● WORK ITEM:
Verbatim repeat, images excluded. Give each entry again as written.

#####

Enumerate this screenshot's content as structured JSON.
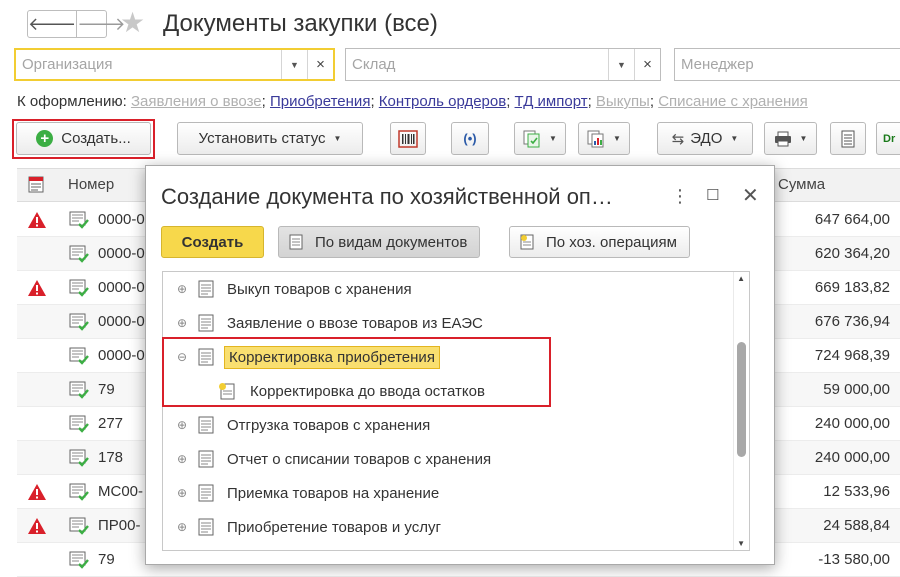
{
  "header": {
    "title": "Документы закупки (все)",
    "back_icon": "arrow-left-icon",
    "forward_icon": "arrow-right-icon",
    "favorite_icon": "star-icon"
  },
  "filters": {
    "organization_placeholder": "Организация",
    "warehouse_placeholder": "Склад",
    "manager_placeholder": "Менеджер"
  },
  "links": {
    "label": "К оформлению:",
    "items": [
      {
        "text": "Заявления о ввозе",
        "active": false
      },
      {
        "text": "Приобретения",
        "active": true
      },
      {
        "text": "Контроль ордеров",
        "active": true
      },
      {
        "text": "ТД импорт",
        "active": true
      },
      {
        "text": "Выкупы",
        "active": false
      },
      {
        "text": "Списание с хранения",
        "active": false
      }
    ]
  },
  "toolbar": {
    "create_label": "Создать...",
    "set_status_label": "Установить статус",
    "edo_label": "ЭДО",
    "dr_label": "Dr"
  },
  "table": {
    "col_number": "Номер",
    "col_sum": "Сумма",
    "rows": [
      {
        "warn": true,
        "number": "0000-0",
        "sum": "647 664,00"
      },
      {
        "warn": false,
        "number": "0000-0",
        "sum": "620 364,20"
      },
      {
        "warn": true,
        "number": "0000-0",
        "sum": "669 183,82"
      },
      {
        "warn": false,
        "number": "0000-0",
        "sum": "676 736,94"
      },
      {
        "warn": false,
        "number": "0000-0",
        "sum": "724 968,39"
      },
      {
        "warn": false,
        "number": "79",
        "sum": "59 000,00"
      },
      {
        "warn": false,
        "number": "277",
        "sum": "240 000,00"
      },
      {
        "warn": false,
        "number": "178",
        "sum": "240 000,00"
      },
      {
        "warn": true,
        "number": "МС00-",
        "sum": "12 533,96"
      },
      {
        "warn": true,
        "number": "ПР00-",
        "sum": "24 588,84"
      },
      {
        "warn": false,
        "number": "79",
        "sum": "-13 580,00"
      }
    ]
  },
  "dialog": {
    "title": "Создание документа по хозяйственной оп…",
    "more_icon": "more-vertical-icon",
    "maximize_icon": "maximize-icon",
    "close_icon": "close-icon",
    "create_label": "Создать",
    "by_doc_types_label": "По видам документов",
    "by_operations_label": "По хоз. операциям",
    "tree": [
      {
        "label": "Выкуп товаров с хранения",
        "toggle": "⊕",
        "level": 0,
        "selected": false
      },
      {
        "label": "Заявление о ввозе товаров из ЕАЭС",
        "toggle": "⊕",
        "level": 0,
        "selected": false
      },
      {
        "label": "Корректировка приобретения",
        "toggle": "⊖",
        "level": 0,
        "selected": true
      },
      {
        "label": "Корректировка до ввода остатков",
        "toggle": "",
        "level": 1,
        "selected": false
      },
      {
        "label": "Отгрузка товаров с хранения",
        "toggle": "⊕",
        "level": 0,
        "selected": false
      },
      {
        "label": "Отчет о списании товаров с хранения",
        "toggle": "⊕",
        "level": 0,
        "selected": false
      },
      {
        "label": "Приемка товаров на хранение",
        "toggle": "⊕",
        "level": 0,
        "selected": false
      },
      {
        "label": "Приобретение товаров и услуг",
        "toggle": "⊕",
        "level": 0,
        "selected": false
      }
    ]
  },
  "colors": {
    "accent_yellow": "#f7d84b",
    "highlight_red": "#d9202a",
    "warning_red": "#d9202a",
    "success_green": "#3cae44",
    "link_blue": "#3a3a9a"
  }
}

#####

● RESPONSE TO THIS EXERCISE:
Enumerate this screenshot's content as structured JSON.
{
  "header": {
    "title": "Документы закупки (все)",
    "back_icon": "arrow-left-icon",
    "forward_icon": "arrow-right-icon",
    "favorite_icon": "star-icon"
  },
  "filters": {
    "organization_placeholder": "Организация",
    "warehouse_placeholder": "Склад",
    "manager_placeholder": "Менеджер"
  },
  "links": {
    "label": "К оформлению:",
    "items": [
      {
        "text": "Заявления о ввозе",
        "active": false
      },
      {
        "text": "Приобретения",
        "active": true
      },
      {
        "text": "Контроль ордеров",
        "active": true
      },
      {
        "text": "ТД импорт",
        "active": true
      },
      {
        "text": "Выкупы",
        "active": false
      },
      {
        "text": "Списание с хранения",
        "active": false
      }
    ]
  },
  "toolbar": {
    "create_label": "Создать...",
    "set_status_label": "Установить статус",
    "edo_label": "ЭДО",
    "dr_label": "Dr"
  },
  "table": {
    "col_number": "Номер",
    "col_sum": "Сумма",
    "rows": [
      {
        "warn": true,
        "number": "0000-0",
        "sum": "647 664,00"
      },
      {
        "warn": false,
        "number": "0000-0",
        "sum": "620 364,20"
      },
      {
        "warn": true,
        "number": "0000-0",
        "sum": "669 183,82"
      },
      {
        "warn": false,
        "number": "0000-0",
        "sum": "676 736,94"
      },
      {
        "warn": false,
        "number": "0000-0",
        "sum": "724 968,39"
      },
      {
        "warn": false,
        "number": "79",
        "sum": "59 000,00"
      },
      {
        "warn": false,
        "number": "277",
        "sum": "240 000,00"
      },
      {
        "warn": false,
        "number": "178",
        "sum": "240 000,00"
      },
      {
        "warn": true,
        "number": "МС00-",
        "sum": "12 533,96"
      },
      {
        "warn": true,
        "number": "ПР00-",
        "sum": "24 588,84"
      },
      {
        "warn": false,
        "number": "79",
        "sum": "-13 580,00"
      }
    ]
  },
  "dialog": {
    "title": "Создание документа по хозяйственной оп…",
    "more_icon": "more-vertical-icon",
    "maximize_icon": "maximize-icon",
    "close_icon": "close-icon",
    "create_label": "Создать",
    "by_doc_types_label": "По видам документов",
    "by_operations_label": "По хоз. операциям",
    "tree": [
      {
        "label": "Выкуп товаров с хранения",
        "toggle": "⊕",
        "level": 0,
        "selected": false
      },
      {
        "label": "Заявление о ввозе товаров из ЕАЭС",
        "toggle": "⊕",
        "level": 0,
        "selected": false
      },
      {
        "label": "Корректировка приобретения",
        "toggle": "⊖",
        "level": 0,
        "selected": true
      },
      {
        "label": "Корректировка до ввода остатков",
        "toggle": "",
        "level": 1,
        "selected": false
      },
      {
        "label": "Отгрузка товаров с хранения",
        "toggle": "⊕",
        "level": 0,
        "selected": false
      },
      {
        "label": "Отчет о списании товаров с хранения",
        "toggle": "⊕",
        "level": 0,
        "selected": false
      },
      {
        "label": "Приемка товаров на хранение",
        "toggle": "⊕",
        "level": 0,
        "selected": false
      },
      {
        "label": "Приобретение товаров и услуг",
        "toggle": "⊕",
        "level": 0,
        "selected": false
      }
    ]
  },
  "colors": {
    "accent_yellow": "#f7d84b",
    "highlight_red": "#d9202a",
    "warning_red": "#d9202a",
    "success_green": "#3cae44",
    "link_blue": "#3a3a9a"
  }
}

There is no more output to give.